Although your child might fight you when brushing his teeth, it's worth the battle, says Dr. Christy Valentine of New Orleans. "Those baby teeth are holding places for adult teeth, so it's important to take care of them. Also, pay close attention to how they look (brown spots are a warning sign of possible cavities) and when they start falling out. Boys usually start losing their baby teeth at 5 or 6, and girls start a bit earlier. Also, the front teeth fall out first. If you think your child is losing his teeth too soon, or the back ones fall out first, contact your pediatric dentist right away."

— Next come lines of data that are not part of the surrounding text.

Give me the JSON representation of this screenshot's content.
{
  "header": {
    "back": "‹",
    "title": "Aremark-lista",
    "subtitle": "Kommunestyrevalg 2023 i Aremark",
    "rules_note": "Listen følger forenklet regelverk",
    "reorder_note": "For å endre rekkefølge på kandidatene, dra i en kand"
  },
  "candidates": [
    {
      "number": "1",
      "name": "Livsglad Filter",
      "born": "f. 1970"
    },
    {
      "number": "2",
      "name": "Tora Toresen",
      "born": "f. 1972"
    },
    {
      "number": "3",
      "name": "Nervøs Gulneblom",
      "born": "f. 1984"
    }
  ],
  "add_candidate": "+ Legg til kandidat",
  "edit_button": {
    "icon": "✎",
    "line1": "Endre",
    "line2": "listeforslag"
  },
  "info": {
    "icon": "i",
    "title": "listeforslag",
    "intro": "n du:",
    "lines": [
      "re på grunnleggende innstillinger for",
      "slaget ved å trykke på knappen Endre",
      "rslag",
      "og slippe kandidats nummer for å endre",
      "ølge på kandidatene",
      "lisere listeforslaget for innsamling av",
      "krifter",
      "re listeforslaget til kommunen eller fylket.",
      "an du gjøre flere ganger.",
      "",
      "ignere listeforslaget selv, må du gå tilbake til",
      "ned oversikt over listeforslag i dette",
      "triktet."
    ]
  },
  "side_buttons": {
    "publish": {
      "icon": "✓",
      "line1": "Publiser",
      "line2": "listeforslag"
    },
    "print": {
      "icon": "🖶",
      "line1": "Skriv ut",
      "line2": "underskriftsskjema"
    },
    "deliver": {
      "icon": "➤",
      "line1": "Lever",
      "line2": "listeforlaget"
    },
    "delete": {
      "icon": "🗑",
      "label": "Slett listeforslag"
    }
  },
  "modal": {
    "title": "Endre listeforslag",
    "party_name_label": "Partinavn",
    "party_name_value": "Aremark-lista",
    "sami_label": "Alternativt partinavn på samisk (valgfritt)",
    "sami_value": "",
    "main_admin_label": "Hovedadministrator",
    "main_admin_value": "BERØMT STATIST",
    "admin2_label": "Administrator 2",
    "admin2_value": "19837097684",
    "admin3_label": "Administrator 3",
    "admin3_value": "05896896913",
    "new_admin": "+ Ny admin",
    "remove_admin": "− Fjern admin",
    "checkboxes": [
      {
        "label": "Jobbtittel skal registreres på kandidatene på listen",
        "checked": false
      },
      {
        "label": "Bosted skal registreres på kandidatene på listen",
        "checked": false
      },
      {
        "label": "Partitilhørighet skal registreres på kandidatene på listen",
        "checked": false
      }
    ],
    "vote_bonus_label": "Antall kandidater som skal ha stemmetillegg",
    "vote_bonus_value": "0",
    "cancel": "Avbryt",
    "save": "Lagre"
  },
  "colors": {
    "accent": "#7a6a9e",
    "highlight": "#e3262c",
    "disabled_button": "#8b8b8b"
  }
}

Sleep is an important part of a toddler's health and development, so be sure to stick with steady nap and bed times, says Dr. Barbara Huggins of Tyler, Texas. "You need to schedule a set bedtime, give or take 30 minutes. Having a regular nightly routine, such as reading books or taking a bath, will help create a calming atmosphere. And while nap times might vary in length and frequency, pay attention to your child's cues and at least get her to lie down when she's tired during the day. Many times toddlers will fall asleep on their own."
It might be hard--especially when you're in a crowded store and all eyes are on you--but the best way to handle a screaming toddler is to pretend it's not happening, explains Dr. Tanya Remer Altmann of Los Angeles, co-editor of Caring for Your Baby and Young Child. "As long as the child is in a safe place, look away. They are looking for attention and when they don't get it, the tantrum will stop." Not sure it will work? Dr. Altmann also suggests bringing along books and toys that will distract your little one when she's getting antsy.
Small talk is the best way to maximize your child's speech development, says Dr. Michele Saysana of Indianapolis. "When you are in the car, point out different things such as cars, trucks, houses, and other buildings. You can talk about the differences in things in terms of size, color, shape, and what different things do. You'll be amazed at what your children will remember next time you're in the car! Of course, you reading and singing songs with them will also teach language development and patterns."
"I always remind parents that no one is perfect, and we all make mistakes," says Dr. Heather Lubell of Philadelphia. "There is always a neighbor or friend doing something differently, and that doesn't mean one is right or one is wrong. Trust your parental instincts, and most importantly, love your children and let them know it." And when you just can't take another minute of screaming or whining, feel free to give yourself a time-out. "Put your child in safe place and then take a few minutes to cool off," Dr. Lubell says.
Copyright © 2009 Meredith Corporation.